The Project

In 2003, MATCH contributed to the Healthcare Industries Task Force. Its role was to provide an academic voice within the task force, which also included stakeholders from government and industry. One of the task force's main recommendations was formation of the Centre for Evidenced-based Purchasing (CEP), aimed at improving the cost-effectiveness of purchasing by the NHS.

The need for this type of work is clear from the large numbers of medical devices that are currently developed and the constraints on the NHS budget that demands ever more rigorous value for money.

The new Centre needed help developing methods for evaluating medical devices. MATCH was a natural partner.
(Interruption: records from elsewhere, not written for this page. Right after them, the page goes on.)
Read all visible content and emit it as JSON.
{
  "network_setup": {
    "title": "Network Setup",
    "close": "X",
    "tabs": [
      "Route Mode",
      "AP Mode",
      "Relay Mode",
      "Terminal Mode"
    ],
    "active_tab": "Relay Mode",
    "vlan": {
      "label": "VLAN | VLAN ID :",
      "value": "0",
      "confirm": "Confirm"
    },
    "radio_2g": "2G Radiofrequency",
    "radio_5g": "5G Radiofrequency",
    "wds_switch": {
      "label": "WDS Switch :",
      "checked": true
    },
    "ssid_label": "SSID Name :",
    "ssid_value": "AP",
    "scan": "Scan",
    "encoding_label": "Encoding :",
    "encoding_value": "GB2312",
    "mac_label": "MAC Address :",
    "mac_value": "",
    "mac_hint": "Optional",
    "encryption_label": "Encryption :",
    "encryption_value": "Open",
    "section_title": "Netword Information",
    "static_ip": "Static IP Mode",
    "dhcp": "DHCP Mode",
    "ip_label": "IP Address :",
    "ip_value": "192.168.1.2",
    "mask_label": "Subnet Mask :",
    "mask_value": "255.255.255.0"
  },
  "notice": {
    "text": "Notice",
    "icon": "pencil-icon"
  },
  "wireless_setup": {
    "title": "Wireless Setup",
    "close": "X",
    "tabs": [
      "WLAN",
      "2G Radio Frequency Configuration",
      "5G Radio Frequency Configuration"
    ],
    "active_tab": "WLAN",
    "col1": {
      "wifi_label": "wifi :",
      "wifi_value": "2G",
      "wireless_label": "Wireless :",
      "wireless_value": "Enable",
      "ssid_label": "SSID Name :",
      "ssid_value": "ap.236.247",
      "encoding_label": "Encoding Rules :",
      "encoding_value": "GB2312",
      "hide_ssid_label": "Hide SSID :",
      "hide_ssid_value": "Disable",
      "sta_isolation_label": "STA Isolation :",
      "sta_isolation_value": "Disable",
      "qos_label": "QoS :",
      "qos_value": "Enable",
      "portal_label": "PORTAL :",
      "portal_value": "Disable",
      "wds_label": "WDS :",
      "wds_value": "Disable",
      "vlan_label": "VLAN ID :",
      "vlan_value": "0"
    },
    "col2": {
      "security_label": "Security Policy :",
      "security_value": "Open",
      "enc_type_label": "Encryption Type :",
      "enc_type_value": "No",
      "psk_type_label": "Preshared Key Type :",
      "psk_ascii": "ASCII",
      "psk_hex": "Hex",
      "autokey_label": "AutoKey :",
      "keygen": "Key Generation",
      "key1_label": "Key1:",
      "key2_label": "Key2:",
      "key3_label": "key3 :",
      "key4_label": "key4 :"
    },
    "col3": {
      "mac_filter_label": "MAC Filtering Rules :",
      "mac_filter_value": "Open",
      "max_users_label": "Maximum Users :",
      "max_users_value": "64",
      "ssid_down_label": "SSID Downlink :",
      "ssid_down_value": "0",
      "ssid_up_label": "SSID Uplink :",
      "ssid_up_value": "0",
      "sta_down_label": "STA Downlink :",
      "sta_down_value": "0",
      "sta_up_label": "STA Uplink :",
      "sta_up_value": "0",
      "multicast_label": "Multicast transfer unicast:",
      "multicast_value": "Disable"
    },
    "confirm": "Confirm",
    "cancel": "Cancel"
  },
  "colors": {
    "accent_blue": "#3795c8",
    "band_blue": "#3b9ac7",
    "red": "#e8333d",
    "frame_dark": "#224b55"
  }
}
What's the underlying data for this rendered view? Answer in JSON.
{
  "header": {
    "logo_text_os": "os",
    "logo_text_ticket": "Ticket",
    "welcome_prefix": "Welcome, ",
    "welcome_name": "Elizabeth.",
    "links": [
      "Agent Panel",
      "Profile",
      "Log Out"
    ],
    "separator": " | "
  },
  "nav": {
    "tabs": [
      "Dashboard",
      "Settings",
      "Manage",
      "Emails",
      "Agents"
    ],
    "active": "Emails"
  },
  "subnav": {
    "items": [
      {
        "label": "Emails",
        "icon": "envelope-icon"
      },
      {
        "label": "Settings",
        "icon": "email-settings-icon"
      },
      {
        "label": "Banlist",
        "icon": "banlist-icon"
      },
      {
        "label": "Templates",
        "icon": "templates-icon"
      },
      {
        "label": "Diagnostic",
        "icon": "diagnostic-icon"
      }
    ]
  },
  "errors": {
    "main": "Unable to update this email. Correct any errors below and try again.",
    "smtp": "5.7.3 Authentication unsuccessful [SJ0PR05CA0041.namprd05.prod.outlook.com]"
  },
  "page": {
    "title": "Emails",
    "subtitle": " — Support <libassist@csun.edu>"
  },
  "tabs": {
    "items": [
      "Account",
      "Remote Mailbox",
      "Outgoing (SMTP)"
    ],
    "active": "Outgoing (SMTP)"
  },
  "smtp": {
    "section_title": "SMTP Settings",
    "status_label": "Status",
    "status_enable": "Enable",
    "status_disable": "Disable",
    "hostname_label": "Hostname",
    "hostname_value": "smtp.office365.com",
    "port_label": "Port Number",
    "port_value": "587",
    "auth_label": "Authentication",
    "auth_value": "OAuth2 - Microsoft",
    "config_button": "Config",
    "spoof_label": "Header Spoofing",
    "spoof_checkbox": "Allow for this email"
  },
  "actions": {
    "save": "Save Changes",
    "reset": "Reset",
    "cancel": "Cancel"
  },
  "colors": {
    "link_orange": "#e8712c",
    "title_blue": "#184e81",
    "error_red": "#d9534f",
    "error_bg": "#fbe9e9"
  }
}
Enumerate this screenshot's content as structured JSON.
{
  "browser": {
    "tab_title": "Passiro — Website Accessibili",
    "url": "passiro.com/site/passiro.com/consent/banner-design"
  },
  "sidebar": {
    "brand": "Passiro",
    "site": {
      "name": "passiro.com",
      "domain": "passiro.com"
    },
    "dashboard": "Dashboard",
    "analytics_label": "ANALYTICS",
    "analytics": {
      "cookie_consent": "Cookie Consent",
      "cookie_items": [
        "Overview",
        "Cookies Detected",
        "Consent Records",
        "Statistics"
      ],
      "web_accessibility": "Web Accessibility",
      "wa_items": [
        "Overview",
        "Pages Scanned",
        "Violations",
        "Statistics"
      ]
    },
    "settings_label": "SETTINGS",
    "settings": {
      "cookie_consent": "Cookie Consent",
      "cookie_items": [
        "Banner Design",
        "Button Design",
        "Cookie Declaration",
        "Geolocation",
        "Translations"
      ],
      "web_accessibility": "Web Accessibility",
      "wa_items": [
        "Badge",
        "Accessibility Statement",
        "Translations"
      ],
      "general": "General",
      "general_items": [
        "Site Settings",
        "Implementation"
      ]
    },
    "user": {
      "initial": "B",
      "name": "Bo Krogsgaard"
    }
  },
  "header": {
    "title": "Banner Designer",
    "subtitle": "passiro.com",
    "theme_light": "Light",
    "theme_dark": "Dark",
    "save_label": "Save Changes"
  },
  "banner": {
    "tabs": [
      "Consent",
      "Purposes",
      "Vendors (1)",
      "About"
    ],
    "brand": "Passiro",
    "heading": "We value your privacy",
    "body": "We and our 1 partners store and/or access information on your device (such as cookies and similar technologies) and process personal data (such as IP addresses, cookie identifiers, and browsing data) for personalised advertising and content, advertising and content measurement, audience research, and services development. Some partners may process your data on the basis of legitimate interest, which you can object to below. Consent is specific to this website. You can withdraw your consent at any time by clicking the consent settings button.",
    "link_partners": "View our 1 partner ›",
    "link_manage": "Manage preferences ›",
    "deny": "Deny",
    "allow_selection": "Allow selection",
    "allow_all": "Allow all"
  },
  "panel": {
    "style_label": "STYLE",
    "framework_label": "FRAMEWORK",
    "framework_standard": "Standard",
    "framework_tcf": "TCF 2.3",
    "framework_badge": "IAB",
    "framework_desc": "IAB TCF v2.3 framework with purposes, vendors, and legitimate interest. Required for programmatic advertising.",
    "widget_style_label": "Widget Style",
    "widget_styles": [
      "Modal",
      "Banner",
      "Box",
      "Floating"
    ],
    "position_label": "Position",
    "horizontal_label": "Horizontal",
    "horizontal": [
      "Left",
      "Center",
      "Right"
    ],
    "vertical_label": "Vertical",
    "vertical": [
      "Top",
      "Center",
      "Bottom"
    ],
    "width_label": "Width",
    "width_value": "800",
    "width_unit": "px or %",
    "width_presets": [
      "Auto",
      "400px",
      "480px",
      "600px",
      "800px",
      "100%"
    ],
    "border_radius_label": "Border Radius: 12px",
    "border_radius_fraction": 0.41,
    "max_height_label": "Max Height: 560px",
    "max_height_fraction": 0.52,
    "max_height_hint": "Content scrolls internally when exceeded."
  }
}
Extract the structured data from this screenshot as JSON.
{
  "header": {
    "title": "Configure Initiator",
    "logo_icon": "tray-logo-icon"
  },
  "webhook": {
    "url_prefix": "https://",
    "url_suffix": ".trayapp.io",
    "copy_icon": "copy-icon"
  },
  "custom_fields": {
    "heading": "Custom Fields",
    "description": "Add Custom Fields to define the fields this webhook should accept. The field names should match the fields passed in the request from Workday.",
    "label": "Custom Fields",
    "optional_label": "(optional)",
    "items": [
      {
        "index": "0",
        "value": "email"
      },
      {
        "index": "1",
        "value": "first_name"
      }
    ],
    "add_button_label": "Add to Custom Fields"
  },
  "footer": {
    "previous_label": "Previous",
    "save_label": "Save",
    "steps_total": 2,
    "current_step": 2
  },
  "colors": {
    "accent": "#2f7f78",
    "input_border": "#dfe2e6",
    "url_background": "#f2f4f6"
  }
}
So MATCH began work with the Centre on a set of four medical device pilot projects. Our shared goal was to create general agreement on what qualities should be considered valuable across a wide range of technologies.

We worked closely with Lizzy Latimer, a health economist with the NHS Purchasing and Supply Agency, as well as with University of Bath's Centre for Research in Strategic Purchasing and Supply (CRiSPS).

The outcome of this collaboration has been two reports for CEP and contributions to a third, in which generally agreed measures of value in medical devices were established. In the process of this work, MATCH demonstrated its usefulness. As a result, it was contracted, along with Nottingham University Hospitals Trust to provide reviews of medical devices for the CEP and subsequently for NICE. CEP was transferred to NICE in 2010 as part of the move to create a Single Evaluation Pathway.

Next Steps

MATCH continues to provide evaluation services to NICE's Medical Technologies Evaluation Programme.

Further information

 

Dr Michael Craven

Michael.Craven@nottingham.ac.uk 0115 951 3804